CMOS technology through transistor scaling has been the main driver for the huge productivity growth registered over the past 50 years. However, transistor scaling is approaching its physical limits and new devices, circuits and architectures are being investigated to continue the performance scaling.
To replace the silicon transistor, many devices have been proposed and are currently at varying levels of maturity – from concept to experimental demonstration. Conceptually they range from transistors with a different channel material (III-V semiconductors, graphene or other 2D materials) to devices where energy filtering can be employed (tunnel FET) to devices which are based on spin or to excitons or surface plasmons.

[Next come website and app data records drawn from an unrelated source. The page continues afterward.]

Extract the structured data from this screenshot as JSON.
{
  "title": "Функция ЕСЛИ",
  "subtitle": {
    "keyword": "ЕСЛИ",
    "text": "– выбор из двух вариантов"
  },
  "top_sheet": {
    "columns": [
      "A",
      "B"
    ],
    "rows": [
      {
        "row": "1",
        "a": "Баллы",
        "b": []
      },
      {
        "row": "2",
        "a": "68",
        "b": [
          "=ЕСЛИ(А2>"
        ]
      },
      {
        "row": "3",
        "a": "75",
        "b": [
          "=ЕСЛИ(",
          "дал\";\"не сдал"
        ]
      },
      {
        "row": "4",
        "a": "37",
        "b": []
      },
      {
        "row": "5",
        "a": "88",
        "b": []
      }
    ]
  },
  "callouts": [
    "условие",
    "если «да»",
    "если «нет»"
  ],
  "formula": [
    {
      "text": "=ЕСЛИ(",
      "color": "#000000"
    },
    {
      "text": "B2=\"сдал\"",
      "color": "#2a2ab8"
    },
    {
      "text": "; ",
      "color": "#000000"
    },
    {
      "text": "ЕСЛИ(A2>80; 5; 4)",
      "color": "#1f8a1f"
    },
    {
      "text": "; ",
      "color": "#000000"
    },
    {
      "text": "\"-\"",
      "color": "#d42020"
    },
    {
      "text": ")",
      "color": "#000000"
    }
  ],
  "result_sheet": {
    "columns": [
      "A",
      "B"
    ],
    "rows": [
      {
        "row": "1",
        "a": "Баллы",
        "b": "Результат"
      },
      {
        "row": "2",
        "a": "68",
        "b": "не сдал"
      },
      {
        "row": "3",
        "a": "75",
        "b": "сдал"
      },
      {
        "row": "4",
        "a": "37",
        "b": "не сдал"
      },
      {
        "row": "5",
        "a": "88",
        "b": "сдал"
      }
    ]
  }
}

Surface plasmons are collective oscillations of an electron gas at the interface between a metallic and dielectric material. They are currently being considered as a means of carrying and processing information in computer chips since surface plasmons can be extremely confined spatially and support high frequencies (into the 100 THz range). Also, surface plasmons are interesting for possible applications in logic devices based on interference. Simple devices and logic gates based on plasmon interference have already been demonstrated experimentally.
In spite of the fast advances in plasmonics, there are still important missing blocks before logic plasmonic circuits become feasible. The system level tradeoffs in such a logic system have to explored in more detail. This includes the combination of compact, coherent plasmon excitation, ultrafast and compact phase modulation, waveguiding and electrical detection.
The main target in this PhD is to conceptually and experimentally study plasmonic circuits through electromagnetic simulations, their interaction with detectors and optical waveguides and to implement compact and fast modulation schemes. This work will benefit from extensive in-house know-how on CMOS, plasmonics and optical interconnects. The experimental work will be carried out in a lab to fab fashion, using where possible fab processes and components and lab processing where needed. Special attention will be given to device characterization and modeling.
Required background: Physics, Electrical engineering
Type of work: 40% modeling/simulation 40% experimental 20% literature
Supervisor: Pol Van Dorpe, Iuliana Radu
Daily advisor: Iuliana Radu
The reference code for this position is 1812-47. Mention this reference code on your application form.